Pre op: Left ptosis in a young lady who wear contact lenses
Post op: Symmetrical and natural appearance
Pre op: A child with a congenital left upper eyelid ptosis. This can affect the normal development of vision
Post op: symmetrical looking eyes. It is very difficult to take photos of a child
Pre op: Age is never a hindrance. This 85 years old lady present with droopy eyelid especially in the evening stopping her from reading.
Post op: This 85 years old lady recovered well after surgery. Looking more alert and can enjoy reading now.
Pre op: Sometimes, ptosis can develop after cataract surgery as speculum can easily damage the levator muscle
Post op: A symmetrical and natural look.
Pre op: Is eyelid surgery only for woman?
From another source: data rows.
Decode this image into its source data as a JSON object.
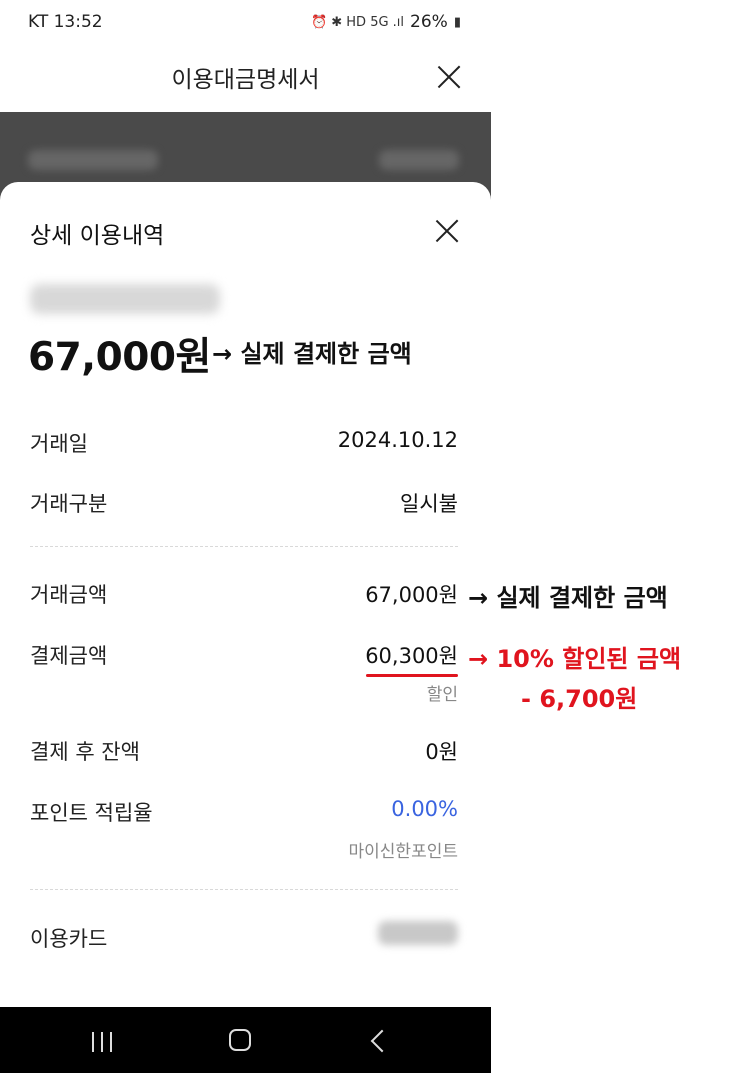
{
  "status_bar": {
    "carrier_time": "KT 13:52",
    "carrier_icon": "notification-icons",
    "indicators": "⏰ ✱ HD 5G .ıl",
    "battery": "26%"
  },
  "header": {
    "title": "이용대금명세서",
    "close_icon": "close-icon"
  },
  "sheet": {
    "title": "상세 이용내역",
    "amount": "67,000원",
    "amount_note": "→ 실제 결제한 금액",
    "rows": {
      "trade_date": {
        "label": "거래일",
        "value": "2024.10.12"
      },
      "trade_type": {
        "label": "거래구분",
        "value": "일시불"
      },
      "trade_amount": {
        "label": "거래금액",
        "value": "67,000원"
      },
      "pay_amount": {
        "label": "결제금액",
        "value": "60,300원",
        "sub": "할인"
      },
      "balance": {
        "label": "결제 후 잔액",
        "value": "0원"
      },
      "point_rate": {
        "label": "포인트 적립율",
        "value": "0.00%",
        "sub": "마이신한포인트"
      },
      "card": {
        "label": "이용카드"
      }
    }
  },
  "annotations": {
    "trade_amount_note": "→ 실제 결제한 금액",
    "pay_amount_note_line1": "→ 10% 할인된 금액",
    "pay_amount_note_line2": "- 6,700원"
  },
  "colors": {
    "accent_red": "#e0141e",
    "accent_blue": "#3a64e0",
    "dim_overlay": "#4a4a4a"
  }
}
No, this man feels that the droopy eyelid has hampered his vision and make people false perceive him as uninterested and tired.
Post op: A pair of natural well elevated eyelid gives patient a sophisticated and interested look.
Pre op: droopy bilateral upper eyelid gives a sleepy appearance
Post op: Both eyes wide open.
Pre op: Left congenital ptosis. This lady hid her eyes under glasses as she was shy about her look.
Post op: One month post op. Symmetrical look. She gains her confidence.
Pre op: Two previous failed surgeries done elsewhere.
Post op: Symmetrical and engaged look on a 80 years old. One is never too old for ptosis surgery.
Pre op: Left congenital ptosis causing patient being teased at school.
Post op: Post frontalis sling with fascia lata, symmetrical look again and the child mix well with friends now.
Pre op: Bilateral severe ptosis. Initially patient taught he is not seeing because of cataract, actually he has no cataract.
Post op: both eyelid looks symmetrical and lifted. Patient's vision is 6/6 post surgery with glasses and no cataract surgeries are required.
Pre op: Left droopy eyelid. Right eye also looks a bit droopy.
Post op: post bilateral asian blepharoplasty and ptosis surgery, much more attractive look.
Pre op: left upper eyelid lump. Noted the sun damaged skin.
Post op: Biopsy showed it is basal cell carcinoma. Reconstruction was performed.
Pre op: Left droopy eyelid makes one look sleepy
Post op: symmetrical looks two weeks post left ptosis surgery.
Pre op: After one failed ptosis surgery somewhere, left eye looks droopy.
Post op: Symmetrical looks post revision left ptosis surgery.
Pre op: Despite two ptosis surgery. right eye looks swollen and low.
Post op: Post right ptosis surgery, it looks much better.
Pre op: Despite one ptosis surgery elsewhere, left eyelid remains drooping
Post op: After ptosis surgery, left eye lifted and symmetrical
Pre op: Left droopy eyelid, was treated as myasthenia gravis for three years.
Post op: Symmetrical look post left ptosis repair and medial epicanthoplasty